[Items from a data source]
****************************************
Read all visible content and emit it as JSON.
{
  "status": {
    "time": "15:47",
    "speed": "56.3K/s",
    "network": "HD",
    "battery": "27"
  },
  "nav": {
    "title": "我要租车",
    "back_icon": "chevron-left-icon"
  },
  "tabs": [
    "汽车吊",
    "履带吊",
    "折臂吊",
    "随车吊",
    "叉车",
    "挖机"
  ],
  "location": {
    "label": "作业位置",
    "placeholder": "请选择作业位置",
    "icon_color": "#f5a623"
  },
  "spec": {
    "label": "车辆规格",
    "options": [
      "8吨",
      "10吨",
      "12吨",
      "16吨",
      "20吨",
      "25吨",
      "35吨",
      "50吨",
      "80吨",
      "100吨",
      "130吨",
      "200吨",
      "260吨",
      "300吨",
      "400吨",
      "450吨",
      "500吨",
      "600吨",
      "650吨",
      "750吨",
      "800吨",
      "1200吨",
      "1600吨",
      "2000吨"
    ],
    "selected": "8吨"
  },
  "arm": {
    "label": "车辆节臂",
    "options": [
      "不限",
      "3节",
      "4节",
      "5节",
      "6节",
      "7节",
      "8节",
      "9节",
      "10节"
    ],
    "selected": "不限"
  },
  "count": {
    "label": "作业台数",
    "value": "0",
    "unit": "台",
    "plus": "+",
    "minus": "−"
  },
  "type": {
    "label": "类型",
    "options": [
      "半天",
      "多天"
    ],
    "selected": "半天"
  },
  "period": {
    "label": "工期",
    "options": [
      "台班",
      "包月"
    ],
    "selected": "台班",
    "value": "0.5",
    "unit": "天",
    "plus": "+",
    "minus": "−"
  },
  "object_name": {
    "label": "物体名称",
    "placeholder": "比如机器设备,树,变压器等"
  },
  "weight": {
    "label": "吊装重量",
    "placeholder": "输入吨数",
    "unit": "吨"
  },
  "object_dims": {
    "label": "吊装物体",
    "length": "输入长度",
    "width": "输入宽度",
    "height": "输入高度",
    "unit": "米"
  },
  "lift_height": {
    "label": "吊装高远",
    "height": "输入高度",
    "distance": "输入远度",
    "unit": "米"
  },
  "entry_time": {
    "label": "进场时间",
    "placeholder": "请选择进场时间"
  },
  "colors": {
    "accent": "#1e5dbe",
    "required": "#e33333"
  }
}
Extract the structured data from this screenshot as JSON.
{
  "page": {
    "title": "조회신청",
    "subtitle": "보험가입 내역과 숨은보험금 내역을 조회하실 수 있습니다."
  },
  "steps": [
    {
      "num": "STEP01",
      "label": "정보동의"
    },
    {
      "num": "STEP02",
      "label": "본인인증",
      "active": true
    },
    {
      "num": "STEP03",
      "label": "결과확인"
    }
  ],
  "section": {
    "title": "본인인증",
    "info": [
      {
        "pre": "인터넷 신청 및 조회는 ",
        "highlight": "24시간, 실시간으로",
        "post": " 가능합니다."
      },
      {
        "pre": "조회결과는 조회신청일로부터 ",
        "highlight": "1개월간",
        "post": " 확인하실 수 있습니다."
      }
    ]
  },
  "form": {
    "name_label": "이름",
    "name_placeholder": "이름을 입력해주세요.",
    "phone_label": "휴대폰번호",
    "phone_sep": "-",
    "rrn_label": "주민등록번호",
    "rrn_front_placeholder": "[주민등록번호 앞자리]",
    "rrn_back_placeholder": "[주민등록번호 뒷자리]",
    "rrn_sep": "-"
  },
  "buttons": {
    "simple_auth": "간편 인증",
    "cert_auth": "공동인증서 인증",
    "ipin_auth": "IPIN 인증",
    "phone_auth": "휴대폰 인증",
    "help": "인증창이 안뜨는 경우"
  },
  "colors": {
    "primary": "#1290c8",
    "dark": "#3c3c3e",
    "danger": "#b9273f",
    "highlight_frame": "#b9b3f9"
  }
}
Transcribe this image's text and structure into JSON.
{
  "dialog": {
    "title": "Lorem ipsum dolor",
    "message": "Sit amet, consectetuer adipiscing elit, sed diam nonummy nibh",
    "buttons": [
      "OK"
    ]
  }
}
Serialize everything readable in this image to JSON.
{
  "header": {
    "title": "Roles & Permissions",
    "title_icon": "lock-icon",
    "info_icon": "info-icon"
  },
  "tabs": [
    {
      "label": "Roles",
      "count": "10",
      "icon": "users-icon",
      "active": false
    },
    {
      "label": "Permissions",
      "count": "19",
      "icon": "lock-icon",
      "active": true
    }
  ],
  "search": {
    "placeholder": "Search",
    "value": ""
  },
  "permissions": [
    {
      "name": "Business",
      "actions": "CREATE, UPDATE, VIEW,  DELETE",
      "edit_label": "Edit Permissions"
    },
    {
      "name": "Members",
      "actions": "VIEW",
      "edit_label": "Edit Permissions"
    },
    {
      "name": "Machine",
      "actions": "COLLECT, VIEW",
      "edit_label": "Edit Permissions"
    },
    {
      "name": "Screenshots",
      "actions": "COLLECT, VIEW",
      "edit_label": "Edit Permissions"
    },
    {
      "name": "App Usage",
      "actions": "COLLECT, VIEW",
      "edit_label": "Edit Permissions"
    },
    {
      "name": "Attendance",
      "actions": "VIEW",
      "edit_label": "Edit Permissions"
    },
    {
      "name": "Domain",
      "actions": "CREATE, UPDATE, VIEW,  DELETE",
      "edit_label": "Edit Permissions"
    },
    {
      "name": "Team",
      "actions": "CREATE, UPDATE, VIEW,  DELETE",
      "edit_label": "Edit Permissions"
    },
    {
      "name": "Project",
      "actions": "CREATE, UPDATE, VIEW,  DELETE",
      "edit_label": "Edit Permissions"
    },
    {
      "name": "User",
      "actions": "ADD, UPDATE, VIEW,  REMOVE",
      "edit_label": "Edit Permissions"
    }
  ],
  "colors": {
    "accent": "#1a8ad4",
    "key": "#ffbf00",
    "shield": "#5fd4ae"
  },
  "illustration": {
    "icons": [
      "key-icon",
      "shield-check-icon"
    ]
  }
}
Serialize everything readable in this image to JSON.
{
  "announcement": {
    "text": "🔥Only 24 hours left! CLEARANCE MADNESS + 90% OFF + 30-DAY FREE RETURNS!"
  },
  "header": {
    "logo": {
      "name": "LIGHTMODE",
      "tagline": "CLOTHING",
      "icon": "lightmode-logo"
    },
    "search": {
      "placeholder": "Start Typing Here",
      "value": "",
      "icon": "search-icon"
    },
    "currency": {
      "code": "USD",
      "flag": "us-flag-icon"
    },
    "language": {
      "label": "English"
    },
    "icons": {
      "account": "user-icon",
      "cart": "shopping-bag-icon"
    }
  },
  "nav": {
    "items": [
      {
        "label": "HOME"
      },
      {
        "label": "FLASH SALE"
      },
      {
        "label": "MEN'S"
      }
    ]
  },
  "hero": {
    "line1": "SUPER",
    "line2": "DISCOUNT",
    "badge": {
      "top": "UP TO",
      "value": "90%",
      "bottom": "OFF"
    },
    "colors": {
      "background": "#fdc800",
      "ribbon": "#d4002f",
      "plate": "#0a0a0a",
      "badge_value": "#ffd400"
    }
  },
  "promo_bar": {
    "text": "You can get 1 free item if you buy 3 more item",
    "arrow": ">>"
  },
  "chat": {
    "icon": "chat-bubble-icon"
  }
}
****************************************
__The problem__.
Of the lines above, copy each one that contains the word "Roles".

__Result of the task__.
    "title": "Roles & Permissions",
      "label": "Roles",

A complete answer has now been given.